FLAGSTAFF, Ariz. (AP) — No one saw Sasha Krause being taken from a Mennonite community in northwestern New Mexico where she worked in the publishing ministry, dominated in card games and ping pong, and where her poetry became song.
No one saw the woman with a quiet and passive demeanor killed hours away in northern Arizona, a gunshot wound to the back of the head, her wrists bound by duct tape and left in the bitter cold among the pine needles.
Prosecutor Ammon Barker argued Friday that cellphone data, receipts, financial records, repeated lies and a cover-up scheme point to Mark Gooch, a U.S. Air Force airman stationed in metropolitan Phoenix. Barker said Gooch was driven by a resentment for the faith he grew up around in Wisconsin.
“If you look at the evidence through reason, common sense and experience, you will know beyond a reasonable doubt that this defendant is guilty,” Barker told jurors in closing arguments.
Gooch’s attorney, Bruce Griffen, argued there is reason to doubt that Gooch killed Krause. He pointed to a lack of forensic evidence, another car seen in the Mennonite community and differing opinions from ballistics experts about whether the bullet taken from Krause’s skull was fired from a .22-caliber rifle that Gooch owned.
“Wrong gun, wrong bullet, wrong car,” Griffen said. “How does it add up? Wrong guy. You’ve got to deal the objective evidence we have that creates reasonable doubt. You can’t ignore reasonable doubt.”
The 12-member jury began deliberations Friday afternoon.
Gooch faces life in prison if he’s convicted of first-degree murder and kidnapping in Krause’s death. Her disappearance on Jan. 18, 2020 set off a frantic search. A camper eventually found her while gathering firewood near Sunset Crater Volcano National Monument in the same clothing that Krause had on when she went missing — a gray dress, white coat and hiking shoes.
There’s no indication that Krause and Gooch knew each other or that Krause put up a fight. Their families are part of a conservative group of Mennonites that dress modestly, reject most forms of technology, and practice nonviolence and nonresistance.
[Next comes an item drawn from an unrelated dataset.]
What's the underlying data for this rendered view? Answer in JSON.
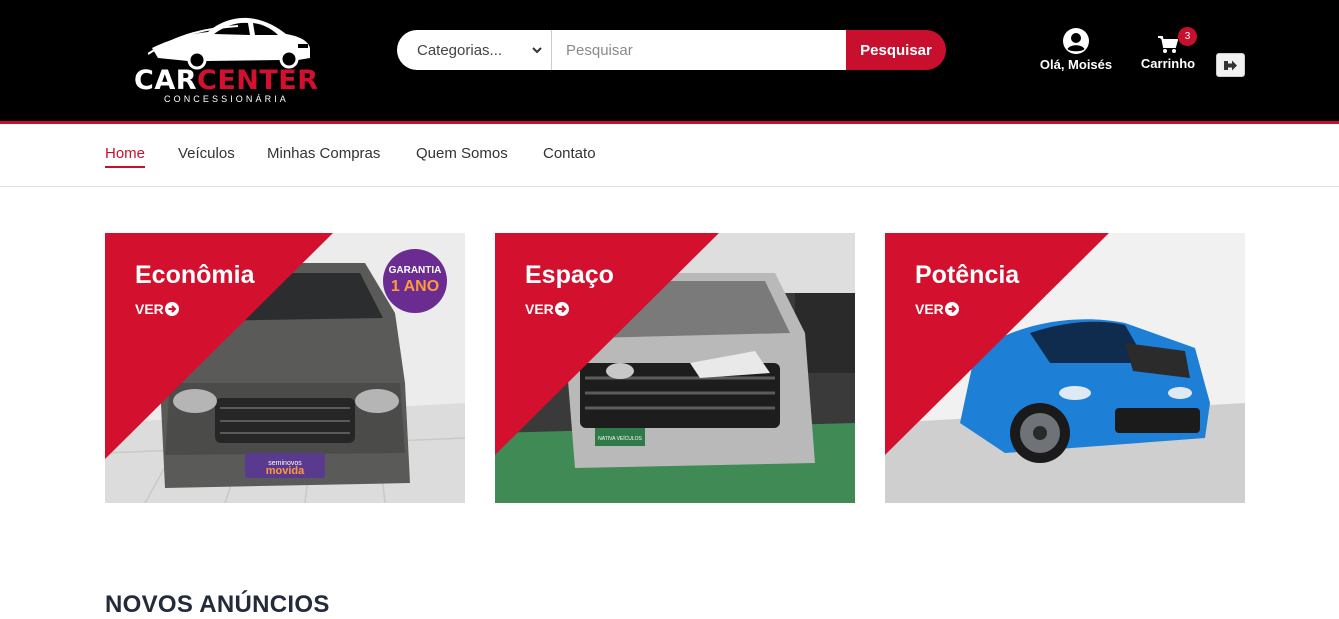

Gooch never officially joined the church.
Both of their parents have been in the courtroom for the trial. Krause’s mother grimaced and turned away as Barker displayed photos of her daughter for the jury during closing arguments. Gooch’s parents have had emotional exchanges with their son’s attorney.
The 27-year-old Krause was teaching in Texas where her family still lives before she moved to the Farmington Mennonite community where “Lamp + Light” are spelled out in painted white rocks on the side of a mesa. Krause worked in the publishing ministry bearing that name. One of her sisters previously lived in Farmington.
Krause was gathering items for Sunday school when she went missing.
Gooch, 22, told a sheriff’s detective that he was in Farmington that day to check the times for church service because he missed the fellowship of Mennonites. His estimates on how long he spent on the trip weren’t consistent with the cellphone data, financial records and surveillance video, Barker said.
Gooch didn’t simply swing by the church as he said, Barker argued. He spent more than three hours near the church and detoured off the interstate for two hours in the area where Krause’s body was found.
Gooch’s phone was the only device that communicated with the same towers as Krause’s phone before her signal dropped off west of Farmington, prosecutors said. Barker displayed text messages exchanges between Gooch and his brothers that he said show Gooch had a general disdain for Mennonites.
“By all accounts of what we’ve heard in trial was Sasha Krause was a light, a light to her family, her community, the world.” Barker said. “And this defendant snuffed it out.”
Griffen told jurors that Gooch voluntarily cooperated with a detective and is nonviolent. He argued that cellphone data is scientifically weak and cannot point to specific activities. He said two text messages exchanges that mentioned Mennonites since 2016 don’t mean Gooch is guilty.
And he posed a question to jurors about whether someone who was trying to pull off a covert mission would have used a cellphone or credit cards that leave tracks.
“He doesn’t do any of those things, he doesn’t try to avoid any of those things,” Griffen said. “It’s all inconsistent with the state’s suggestion that he’s the guy.”